With that said, there are some specific industries that warrant some notations.
Cyber Security – One very important element to remember is that blockchain is still prone to human error. Smart contracts and the systems themselves have the potential, albeit shrinking, for security issues or unintended and malicious outcomes. Cyber Security and blockchain professionals are in high demand and are diligently working to develop better platforms.
Supply Chain Management and Regulatory Compliance – If some blockchain platforms gain industry-wide acceptance, massive sourcing and regulatory processes could go by the wayside. Take the diamond industry for example; the sourcing and authentication of diamonds are meticulous and lengthy. Blockchain could make these transactions mundane and replace the current diamond exportation establishments with a decentralized global community. Imagine the same for other rare minerals, fossil fuels, or perhaps synthetic compounds used in manufacturing.
Forecasting – Data scientists, business analysts, and marketers alike will rejoice at how blockchain will aid efforts to create accurate predictions for critical business decisions. The endless stream of connected transactions will make it easier to understand how and when transactions are happening and who was involved. This will lead to better predictive models, and again, reduce waste involved with testing markets and trends.
Micropayments – Open your favorite search engine and type in “micropayments.” Blockchain can make business models based on micropayments work by maintaining low transaction costs. One example would be digital newspapers. Scrap the pricey membership and pay just a few cents to only read the articles you are interested in. The newspaper could then spend a few cents to pay for reader feedback so as to not publish unwanted content that will not produce revenue.
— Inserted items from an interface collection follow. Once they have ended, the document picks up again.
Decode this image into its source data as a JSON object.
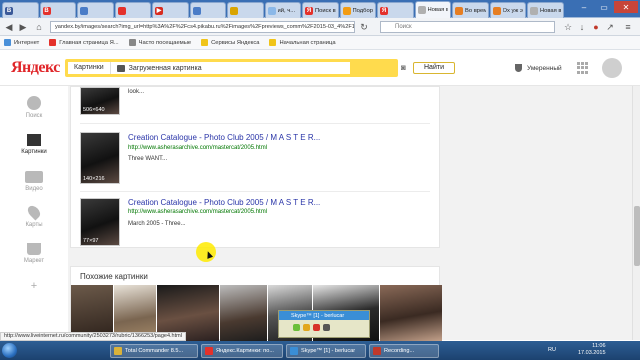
{
  "browser": {
    "tabs": [
      {
        "label": "",
        "color": "#3b5998",
        "glyph": "B"
      },
      {
        "label": "",
        "color": "#e4312b",
        "glyph": "B"
      },
      {
        "label": "",
        "color": "#4a7cc7",
        "glyph": ""
      },
      {
        "label": "",
        "color": "#e4312b",
        "glyph": ""
      },
      {
        "label": "",
        "color": "#d72c1f",
        "glyph": "▶"
      },
      {
        "label": "",
        "color": "#4a7cc7",
        "glyph": ""
      },
      {
        "label": "",
        "color": "#d9a400",
        "glyph": ""
      },
      {
        "label": "ий, ч...",
        "color": "#8bb8e8",
        "glyph": ""
      },
      {
        "label": "Поиск в ...",
        "color": "#e4312b",
        "glyph": "Я"
      },
      {
        "label": "Подбор с...",
        "color": "#f39c12",
        "glyph": ""
      },
      {
        "label": "",
        "color": "#e4312b",
        "glyph": "Я"
      },
      {
        "label": "Новая вкладка",
        "color": "#b0b0b0",
        "glyph": ""
      },
      {
        "label": "Во времен...",
        "color": "#e67e22",
        "glyph": ""
      },
      {
        "label": "Ох уж эти...",
        "color": "#e67e22",
        "glyph": ""
      },
      {
        "label": "Новая вкладка",
        "color": "#b0b0b0",
        "glyph": ""
      }
    ],
    "address": "yandex.by/images/search?img_url=http%3A%2F%2Fcs4.pikabu.ru%2Fimages%2Fpreviews_comm%2F2015-03_4%2F1426337029",
    "search_placeholder": "Поиск",
    "bookmarks": [
      "Интернет",
      "Главная страница Я...",
      "Часто посещаемые",
      "Сервисы Яндекса",
      "Начальная страница"
    ]
  },
  "yandex": {
    "logo": "Яндекс",
    "search_category": "Картинки",
    "search_value": "Загруженная картинка",
    "search_button": "Найти",
    "filter_label": "Умеренный"
  },
  "sidebar": [
    {
      "label": "Поиск",
      "active": false
    },
    {
      "label": "Картинки",
      "active": true
    },
    {
      "label": "Видео",
      "active": false
    },
    {
      "label": "Карты",
      "active": false
    },
    {
      "label": "Маркет",
      "active": false
    },
    {
      "label": "+",
      "active": false
    }
  ],
  "results": [
    {
      "title": "",
      "url": "",
      "snippet": "look...",
      "dims": "506×640"
    },
    {
      "title": "Creation Catalogue - Photo Club 2005 / M A S T E R...",
      "url": "http://www.asherasarchive.com/mastercat/2005.html",
      "snippet": "Three WANT...",
      "dims": "140×216"
    },
    {
      "title": "Creation Catalogue - Photo Club 2005 / M A S T E R...",
      "url": "http://www.asherasarchive.com/mastercat/2005.html",
      "snippet": "March 2005 - Three...",
      "dims": "77×97"
    }
  ],
  "similar": {
    "title": "Похожие картинки"
  },
  "status_url": "http://www.liveinternet.ru/community/2503273/rubric/1366253/page4.html",
  "skype": {
    "title": "Skype™ [1] - berlucar"
  },
  "taskbar": {
    "items": [
      {
        "label": "Total Commander 8.5...",
        "color": "#d9b23a"
      },
      {
        "label": "Яндекс.Картинки: по...",
        "color": "#e4312b"
      },
      {
        "label": "Skype™ [1] - berlucar",
        "color": "#3a8ed6"
      },
      {
        "label": "Recording...",
        "color": "#c0392b"
      }
    ],
    "lang": "RU",
    "time": "11:06",
    "date": "17.03.2015"
  }
}
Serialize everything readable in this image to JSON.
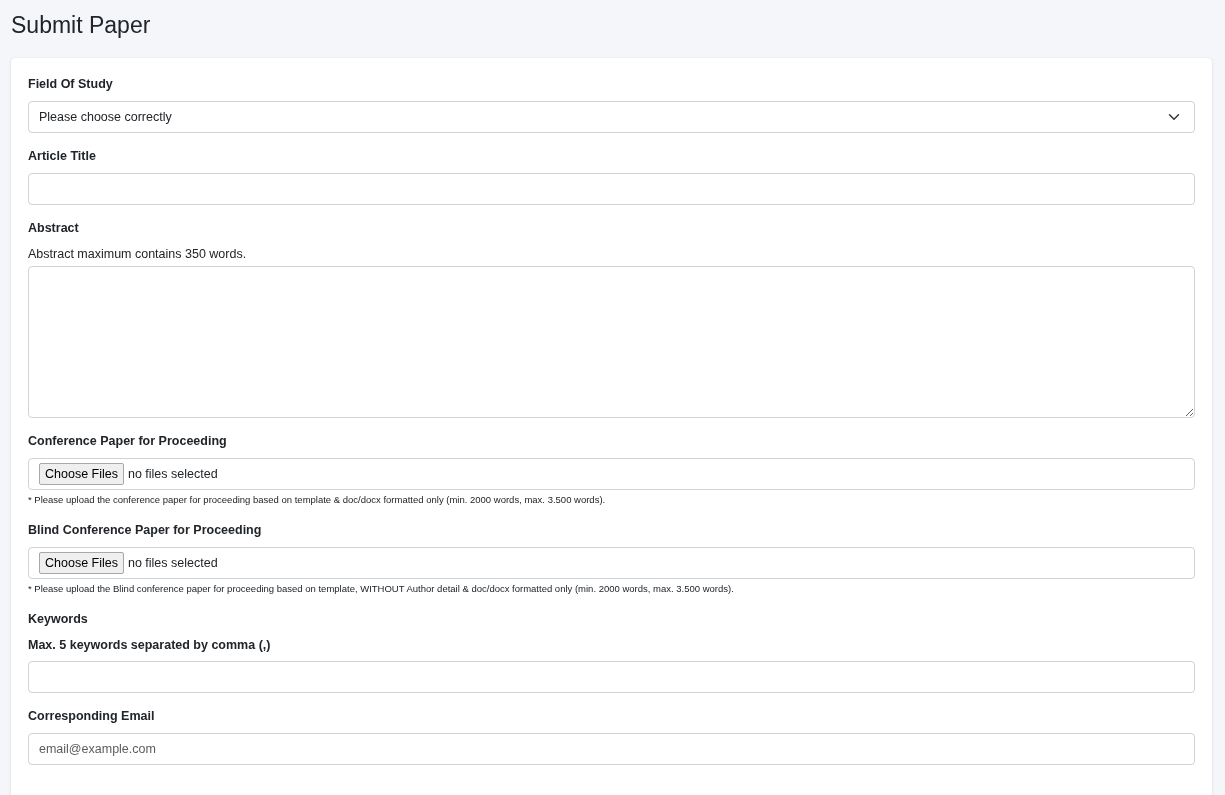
{
  "page_title": "Submit Paper",
  "fields": [
    {
      "kind": "select",
      "label": "Field Of Study",
      "value": "Please choose correctly"
    },
    {
      "kind": "text",
      "label": "Article Title"
    },
    {
      "kind": "textarea",
      "label": "Abstract",
      "help": "Abstract maximum contains 350 words.",
      "help_bold": false
    },
    {
      "kind": "file",
      "label": "Conference Paper for Proceeding",
      "button": "Choose Files",
      "status": "no files selected",
      "note": "* Please upload the conference paper for proceeding based on template & doc/docx formatted only (min. 2000 words, max. 3.500 words)."
    },
    {
      "kind": "file",
      "label": "Blind Conference Paper for Proceeding",
      "button": "Choose Files",
      "status": "no files selected",
      "note": "* Please upload the Blind conference paper for proceeding based on template, WITHOUT Author detail & doc/docx formatted only (min. 2000 words, max. 3.500 words)."
    },
    {
      "kind": "text",
      "label": "Keywords",
      "help": "Max. 5 keywords separated by comma (,)",
      "help_bold": true
    },
    {
      "kind": "email",
      "label": "Corresponding Email",
      "placeholder": "email@example.com"
    }
  ]
}
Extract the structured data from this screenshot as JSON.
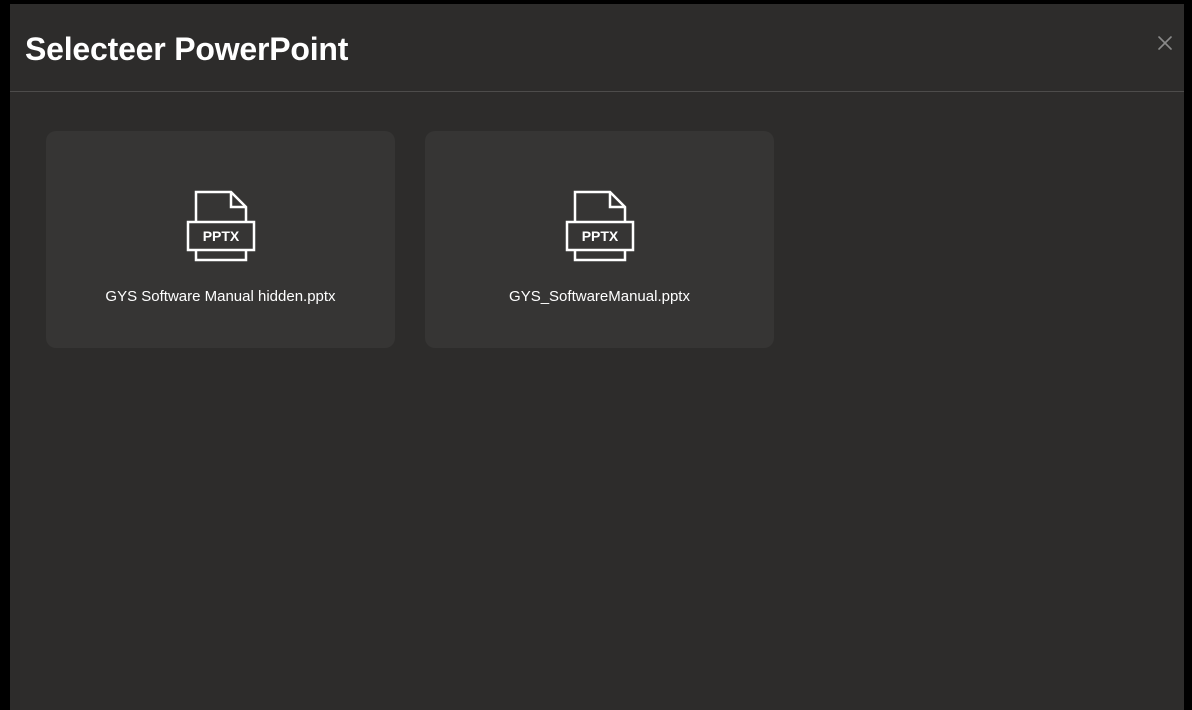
{
  "dialog": {
    "title": "Selecteer PowerPoint",
    "close_icon": "close-icon"
  },
  "files": [
    {
      "name": "GYS Software Manual hidden.pptx",
      "badge": "PPTX",
      "icon": "pptx-file-icon"
    },
    {
      "name": "GYS_SoftwareManual.pptx",
      "badge": "PPTX",
      "icon": "pptx-file-icon"
    }
  ],
  "colors": {
    "background": "#000000",
    "dialog": "#2d2c2b",
    "card": "#363534",
    "divider": "#4d4c4b",
    "text": "#ffffff",
    "close_icon": "#8a8a8a"
  }
}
Both transactions would happen without a large fee, maintaining profitability and reducing waste for readers and companies alike. Similarly, pay-per-click advertising, among many other marketing tools, will find abundant new opportunities with digital payouts streamlined.
Legal – There is a lot of debate on how blockchain and smart contracts are going to be legally represented within industry and the larger global community. Currently, the mediation of issues arising from human error within blockchain-based platforms is the most concerning. Until various legal standards arise, the premise of decentralized regulation has many concerned about the long-term legacy that blockchain could have in some industries. Lawmakers and lawyers alike will play a crucial role in shaping future blockchain-based industries.
In short, blockchain technology has created a technological shift of focus for some of the largest known industries in today’s markets. Many are starting to rethink business models or create entirely new ones altogether. With entire revenue streams at risk, blockchain is being taken very seriously.
Unemployment Continues to Decrease In September 2017*
According to U.S. Bureau of Labor Statistics the unemployment rate has dropped to 4.2% in September.
Job Openings: [5.3 Million]
Jobs openings decrease to 5,270,000 in September from 5,420,000 in August displaying a job decline in the U.S.
Hire Rate [3.6%] & Quit Rate [2.2%]
The hire rate (3.6%) has slightly decreased from 3.7% in August and the quit rate has slightly increased to (2.2%) in September.
* All Data is from Bureau of Labor Statistics, U.S. Department of Labor online at www.bls.gov
Unemployment Decreases In July 2017*
According to U.S. Bureau of Labor Statistics the unemployment rate has dropped to 4.3% in July.
Job Openings: [6.1 Million]
Jobs openings continue to increase to 6,170,000 in July from 6,116,000 in June displaying job growth in the U.S.
Hire Rate [3.8%] & Quit Rate [2.2%]
The hire rate (3.8%) has slightly increased from 3.7% in June and the quit rate has slightly increased to (2.2%) in July.
* All Data is from Bureau of Labor Statistics, U.S. Department of Labor online at www.bls.gov